(Stored data)
#####
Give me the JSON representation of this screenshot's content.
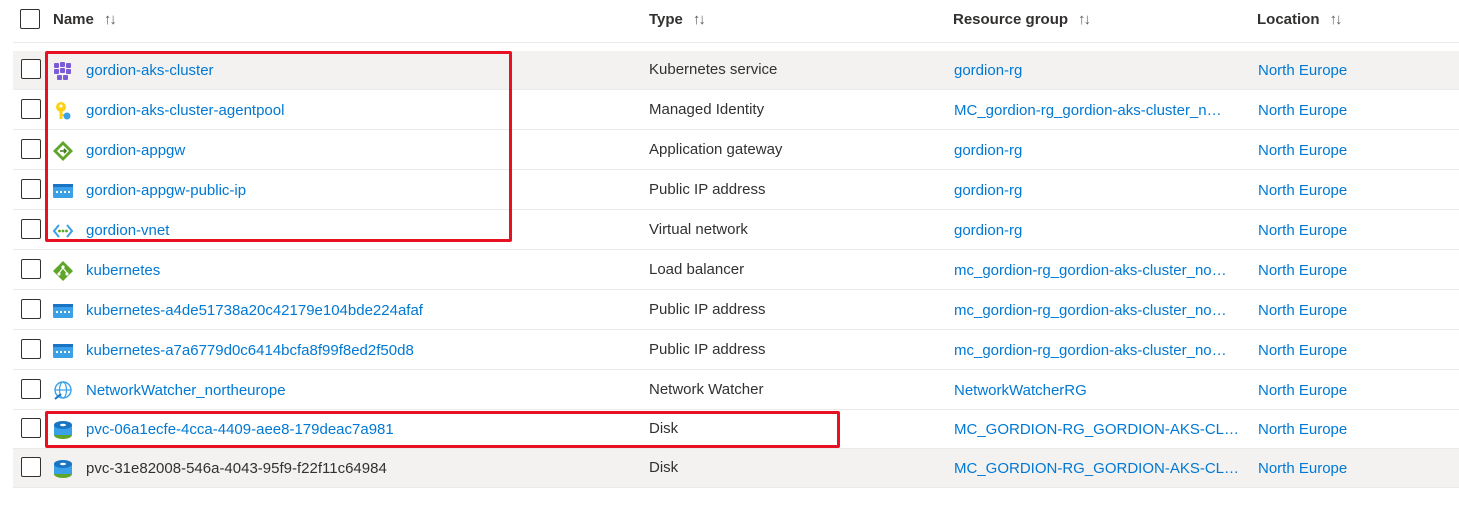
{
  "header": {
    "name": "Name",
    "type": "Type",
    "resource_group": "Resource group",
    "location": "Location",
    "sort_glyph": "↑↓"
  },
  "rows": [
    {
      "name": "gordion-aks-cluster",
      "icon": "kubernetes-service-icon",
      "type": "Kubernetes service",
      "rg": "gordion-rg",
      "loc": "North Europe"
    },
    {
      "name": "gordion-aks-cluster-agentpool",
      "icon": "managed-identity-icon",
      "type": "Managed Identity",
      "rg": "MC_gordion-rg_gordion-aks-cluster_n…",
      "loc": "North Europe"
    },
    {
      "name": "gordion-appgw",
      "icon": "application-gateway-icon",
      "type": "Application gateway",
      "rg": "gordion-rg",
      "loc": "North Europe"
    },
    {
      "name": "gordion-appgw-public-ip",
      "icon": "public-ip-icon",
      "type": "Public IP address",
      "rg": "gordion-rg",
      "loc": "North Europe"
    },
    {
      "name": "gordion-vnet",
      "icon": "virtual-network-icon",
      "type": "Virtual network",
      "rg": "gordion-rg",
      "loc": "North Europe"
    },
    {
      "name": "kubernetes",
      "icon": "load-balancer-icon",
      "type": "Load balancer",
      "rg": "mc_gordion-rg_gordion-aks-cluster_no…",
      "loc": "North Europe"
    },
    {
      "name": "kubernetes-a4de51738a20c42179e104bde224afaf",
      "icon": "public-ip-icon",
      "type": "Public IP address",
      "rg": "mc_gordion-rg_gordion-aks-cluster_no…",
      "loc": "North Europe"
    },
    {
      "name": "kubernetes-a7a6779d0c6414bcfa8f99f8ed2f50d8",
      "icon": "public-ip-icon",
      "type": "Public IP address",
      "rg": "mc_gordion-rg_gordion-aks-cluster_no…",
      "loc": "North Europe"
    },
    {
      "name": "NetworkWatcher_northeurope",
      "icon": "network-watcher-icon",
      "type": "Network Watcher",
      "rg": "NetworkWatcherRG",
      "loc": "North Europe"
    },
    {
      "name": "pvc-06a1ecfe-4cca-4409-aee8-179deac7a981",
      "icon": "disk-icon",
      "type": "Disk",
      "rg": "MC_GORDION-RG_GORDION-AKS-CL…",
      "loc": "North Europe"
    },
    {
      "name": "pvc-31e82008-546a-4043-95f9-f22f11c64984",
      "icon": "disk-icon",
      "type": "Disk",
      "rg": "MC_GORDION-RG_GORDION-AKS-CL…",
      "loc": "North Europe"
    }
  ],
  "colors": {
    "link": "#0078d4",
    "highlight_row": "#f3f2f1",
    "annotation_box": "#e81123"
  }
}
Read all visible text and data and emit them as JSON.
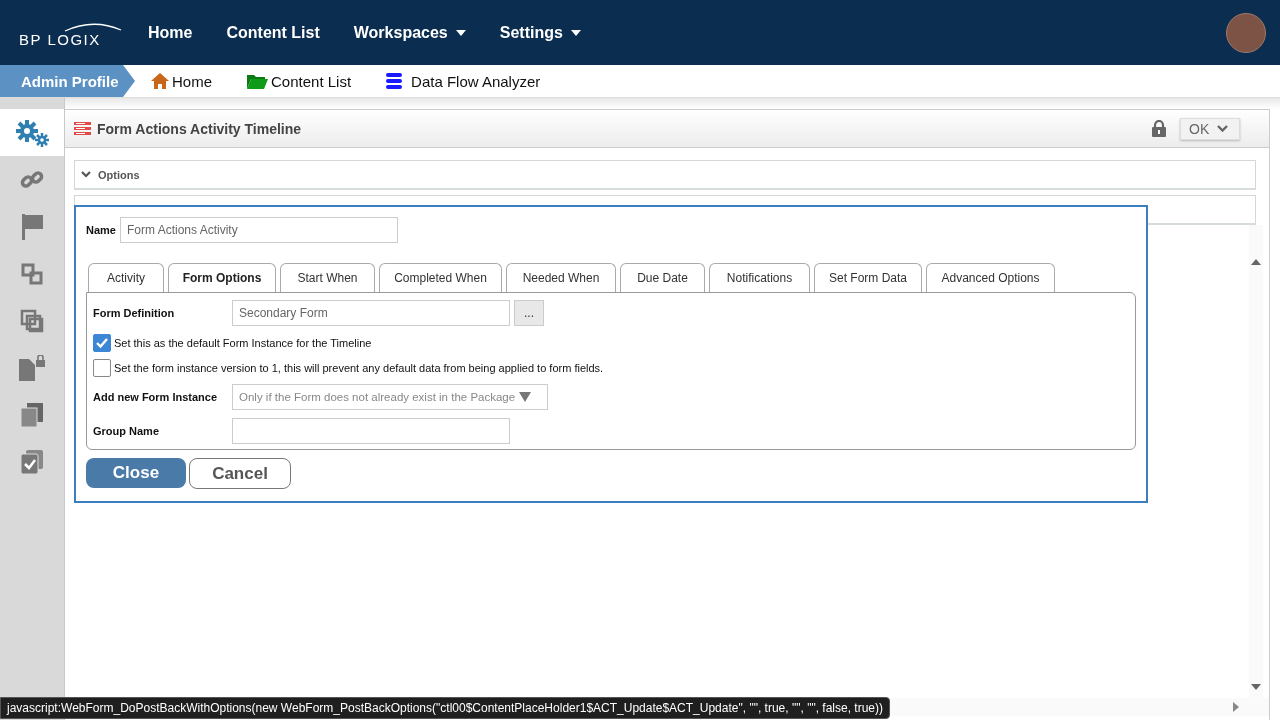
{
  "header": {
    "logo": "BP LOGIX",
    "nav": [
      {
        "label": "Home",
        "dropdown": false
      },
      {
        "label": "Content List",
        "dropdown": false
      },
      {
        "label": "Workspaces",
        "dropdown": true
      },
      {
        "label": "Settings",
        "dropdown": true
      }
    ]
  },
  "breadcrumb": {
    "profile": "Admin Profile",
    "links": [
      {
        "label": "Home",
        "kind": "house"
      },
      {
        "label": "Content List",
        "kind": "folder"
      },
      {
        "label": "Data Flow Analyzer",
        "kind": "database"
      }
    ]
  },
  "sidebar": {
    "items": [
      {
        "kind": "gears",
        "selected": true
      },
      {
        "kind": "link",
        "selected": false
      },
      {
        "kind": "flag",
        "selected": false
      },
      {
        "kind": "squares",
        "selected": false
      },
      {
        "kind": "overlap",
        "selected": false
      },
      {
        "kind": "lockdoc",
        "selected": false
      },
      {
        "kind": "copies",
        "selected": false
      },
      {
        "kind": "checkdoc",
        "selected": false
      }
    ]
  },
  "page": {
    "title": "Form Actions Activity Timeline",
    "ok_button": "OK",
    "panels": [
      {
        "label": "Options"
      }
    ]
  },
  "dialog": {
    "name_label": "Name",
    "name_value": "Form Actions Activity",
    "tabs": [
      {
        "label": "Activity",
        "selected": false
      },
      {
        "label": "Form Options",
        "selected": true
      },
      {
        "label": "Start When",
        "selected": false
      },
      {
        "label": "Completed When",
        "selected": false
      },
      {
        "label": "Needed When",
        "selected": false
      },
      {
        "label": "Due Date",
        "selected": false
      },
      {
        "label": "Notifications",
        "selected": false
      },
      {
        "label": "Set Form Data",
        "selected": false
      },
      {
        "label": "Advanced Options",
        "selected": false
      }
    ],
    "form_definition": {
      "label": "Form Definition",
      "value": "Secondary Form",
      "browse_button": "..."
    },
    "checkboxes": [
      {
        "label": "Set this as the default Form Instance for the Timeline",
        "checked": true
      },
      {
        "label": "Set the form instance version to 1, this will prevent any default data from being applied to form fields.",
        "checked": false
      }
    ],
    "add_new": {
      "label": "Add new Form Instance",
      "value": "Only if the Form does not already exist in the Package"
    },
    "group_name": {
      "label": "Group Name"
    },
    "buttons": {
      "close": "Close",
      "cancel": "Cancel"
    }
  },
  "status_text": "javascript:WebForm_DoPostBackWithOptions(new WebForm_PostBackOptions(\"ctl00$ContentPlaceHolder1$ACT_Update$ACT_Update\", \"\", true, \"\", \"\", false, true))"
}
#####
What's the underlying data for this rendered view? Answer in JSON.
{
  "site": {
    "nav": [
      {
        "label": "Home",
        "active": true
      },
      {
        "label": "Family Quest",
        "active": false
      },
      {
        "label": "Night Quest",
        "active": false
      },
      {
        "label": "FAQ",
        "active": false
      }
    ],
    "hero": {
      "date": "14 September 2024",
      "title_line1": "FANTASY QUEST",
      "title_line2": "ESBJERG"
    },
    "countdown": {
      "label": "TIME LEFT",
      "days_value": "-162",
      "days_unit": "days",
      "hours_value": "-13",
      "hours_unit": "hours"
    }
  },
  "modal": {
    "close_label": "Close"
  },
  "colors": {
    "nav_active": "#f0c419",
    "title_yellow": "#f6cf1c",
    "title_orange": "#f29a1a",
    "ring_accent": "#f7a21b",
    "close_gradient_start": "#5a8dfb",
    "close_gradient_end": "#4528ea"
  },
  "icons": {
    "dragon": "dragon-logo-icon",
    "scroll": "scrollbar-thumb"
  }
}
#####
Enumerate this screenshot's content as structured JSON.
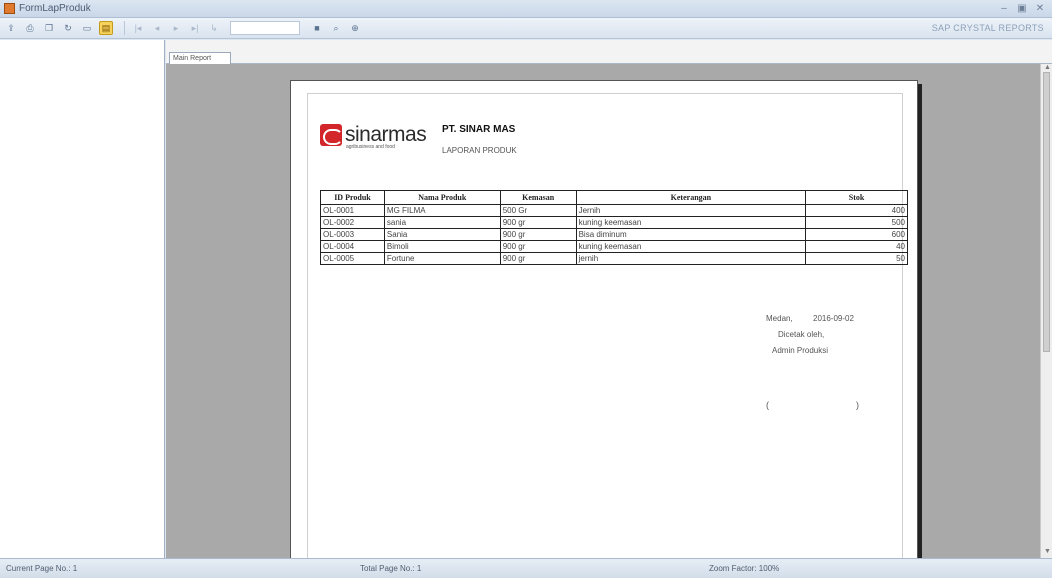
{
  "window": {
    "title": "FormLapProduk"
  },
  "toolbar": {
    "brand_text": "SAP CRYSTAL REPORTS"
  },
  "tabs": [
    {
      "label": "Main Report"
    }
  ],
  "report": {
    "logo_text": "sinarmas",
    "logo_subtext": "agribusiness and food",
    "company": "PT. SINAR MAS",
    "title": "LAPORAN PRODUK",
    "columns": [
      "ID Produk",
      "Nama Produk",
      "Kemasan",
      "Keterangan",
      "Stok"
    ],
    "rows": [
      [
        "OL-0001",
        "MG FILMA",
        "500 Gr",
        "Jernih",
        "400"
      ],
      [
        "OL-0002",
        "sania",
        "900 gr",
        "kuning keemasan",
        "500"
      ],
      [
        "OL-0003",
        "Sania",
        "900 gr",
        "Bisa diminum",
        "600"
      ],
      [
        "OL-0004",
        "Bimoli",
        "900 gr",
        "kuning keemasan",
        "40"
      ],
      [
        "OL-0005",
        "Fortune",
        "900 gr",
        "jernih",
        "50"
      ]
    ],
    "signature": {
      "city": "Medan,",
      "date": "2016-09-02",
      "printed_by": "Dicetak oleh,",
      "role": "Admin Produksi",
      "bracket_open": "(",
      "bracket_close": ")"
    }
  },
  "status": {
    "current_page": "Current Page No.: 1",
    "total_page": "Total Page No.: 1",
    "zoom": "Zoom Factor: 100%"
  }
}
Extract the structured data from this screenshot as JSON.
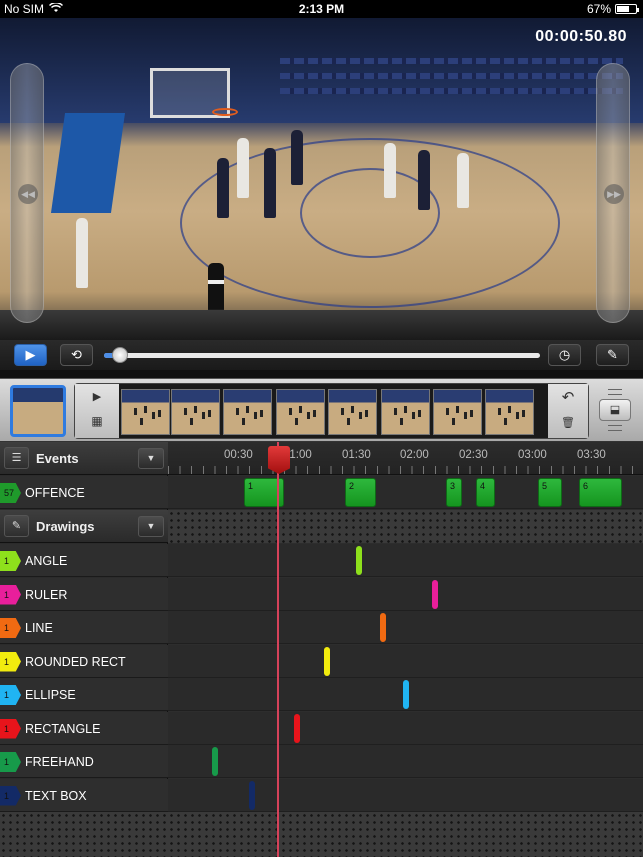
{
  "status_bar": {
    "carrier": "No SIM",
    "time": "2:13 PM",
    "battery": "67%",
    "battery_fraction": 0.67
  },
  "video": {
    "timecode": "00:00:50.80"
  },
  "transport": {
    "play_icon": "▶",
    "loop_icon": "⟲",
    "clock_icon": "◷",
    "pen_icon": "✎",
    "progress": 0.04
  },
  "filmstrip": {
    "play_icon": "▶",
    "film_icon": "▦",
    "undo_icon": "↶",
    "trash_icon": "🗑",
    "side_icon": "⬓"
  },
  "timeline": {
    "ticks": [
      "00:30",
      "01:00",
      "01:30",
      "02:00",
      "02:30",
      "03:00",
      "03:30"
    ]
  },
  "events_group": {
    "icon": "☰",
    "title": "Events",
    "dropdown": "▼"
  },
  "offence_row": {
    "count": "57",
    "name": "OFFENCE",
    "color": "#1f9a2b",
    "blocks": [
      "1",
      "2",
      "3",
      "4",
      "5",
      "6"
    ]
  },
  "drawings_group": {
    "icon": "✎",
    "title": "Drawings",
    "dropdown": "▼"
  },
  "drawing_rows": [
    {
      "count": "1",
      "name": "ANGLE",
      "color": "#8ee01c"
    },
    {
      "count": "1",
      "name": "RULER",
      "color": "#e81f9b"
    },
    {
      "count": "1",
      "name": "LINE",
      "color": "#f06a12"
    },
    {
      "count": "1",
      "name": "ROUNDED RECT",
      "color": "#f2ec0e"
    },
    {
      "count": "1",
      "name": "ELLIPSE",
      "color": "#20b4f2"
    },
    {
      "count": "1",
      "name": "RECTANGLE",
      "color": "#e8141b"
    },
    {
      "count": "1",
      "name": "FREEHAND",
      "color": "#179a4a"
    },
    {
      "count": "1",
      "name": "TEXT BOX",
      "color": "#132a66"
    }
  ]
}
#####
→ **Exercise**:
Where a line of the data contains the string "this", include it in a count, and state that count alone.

→ **Solution below**:
6